[Start of section]

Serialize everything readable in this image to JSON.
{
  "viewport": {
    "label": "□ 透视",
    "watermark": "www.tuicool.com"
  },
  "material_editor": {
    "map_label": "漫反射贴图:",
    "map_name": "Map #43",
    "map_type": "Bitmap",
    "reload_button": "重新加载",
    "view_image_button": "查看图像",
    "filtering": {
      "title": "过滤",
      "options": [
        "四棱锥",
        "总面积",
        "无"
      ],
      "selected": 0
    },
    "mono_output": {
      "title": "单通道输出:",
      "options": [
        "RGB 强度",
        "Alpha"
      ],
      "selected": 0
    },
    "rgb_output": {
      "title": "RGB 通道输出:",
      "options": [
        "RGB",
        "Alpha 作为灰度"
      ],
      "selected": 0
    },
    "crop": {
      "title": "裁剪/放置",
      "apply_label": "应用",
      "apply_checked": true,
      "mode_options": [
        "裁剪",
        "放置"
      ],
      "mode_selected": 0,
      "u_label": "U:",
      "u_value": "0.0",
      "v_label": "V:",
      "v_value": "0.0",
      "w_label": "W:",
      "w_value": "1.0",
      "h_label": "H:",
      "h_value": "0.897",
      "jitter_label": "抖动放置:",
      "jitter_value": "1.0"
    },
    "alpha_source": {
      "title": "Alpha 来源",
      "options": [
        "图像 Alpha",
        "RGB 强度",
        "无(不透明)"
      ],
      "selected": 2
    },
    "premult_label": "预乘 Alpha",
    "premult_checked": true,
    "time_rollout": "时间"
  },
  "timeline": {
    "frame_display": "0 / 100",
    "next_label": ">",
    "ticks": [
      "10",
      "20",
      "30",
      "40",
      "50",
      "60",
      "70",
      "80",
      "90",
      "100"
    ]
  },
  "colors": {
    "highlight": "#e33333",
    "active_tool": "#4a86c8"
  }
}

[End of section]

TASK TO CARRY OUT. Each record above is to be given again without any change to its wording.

EXERCISE RESPONSE.
Serialize everything readable in this image to JSON.
{
  "viewport": {
    "label": "□ 透视",
    "watermark": "www.tuicool.com"
  },
  "material_editor": {
    "map_label": "漫反射贴图:",
    "map_name": "Map #43",
    "map_type": "Bitmap",
    "reload_button": "重新加载",
    "view_image_button": "查看图像",
    "filtering": {
      "title": "过滤",
      "options": [
        "四棱锥",
        "总面积",
        "无"
      ],
      "selected": 0
    },
    "mono_output": {
      "title": "单通道输出:",
      "options": [
        "RGB 强度",
        "Alpha"
      ],
      "selected": 0
    },
    "rgb_output": {
      "title": "RGB 通道输出:",
      "options": [
        "RGB",
        "Alpha 作为灰度"
      ],
      "selected": 0
    },
    "crop": {
      "title": "裁剪/放置",
      "apply_label": "应用",
      "apply_checked": true,
      "mode_options": [
        "裁剪",
        "放置"
      ],
      "mode_selected": 0,
      "u_label": "U:",
      "u_value": "0.0",
      "v_label": "V:",
      "v_value": "0.0",
      "w_label": "W:",
      "w_value": "1.0",
      "h_label": "H:",
      "h_value": "0.897",
      "jitter_label": "抖动放置:",
      "jitter_value": "1.0"
    },
    "alpha_source": {
      "title": "Alpha 来源",
      "options": [
        "图像 Alpha",
        "RGB 强度",
        "无(不透明)"
      ],
      "selected": 2
    },
    "premult_label": "预乘 Alpha",
    "premult_checked": true,
    "time_rollout": "时间"
  },
  "timeline": {
    "frame_display": "0 / 100",
    "next_label": ">",
    "ticks": [
      "10",
      "20",
      "30",
      "40",
      "50",
      "60",
      "70",
      "80",
      "90",
      "100"
    ]
  },
  "colors": {
    "highlight": "#e33333",
    "active_tool": "#4a86c8"
  }
}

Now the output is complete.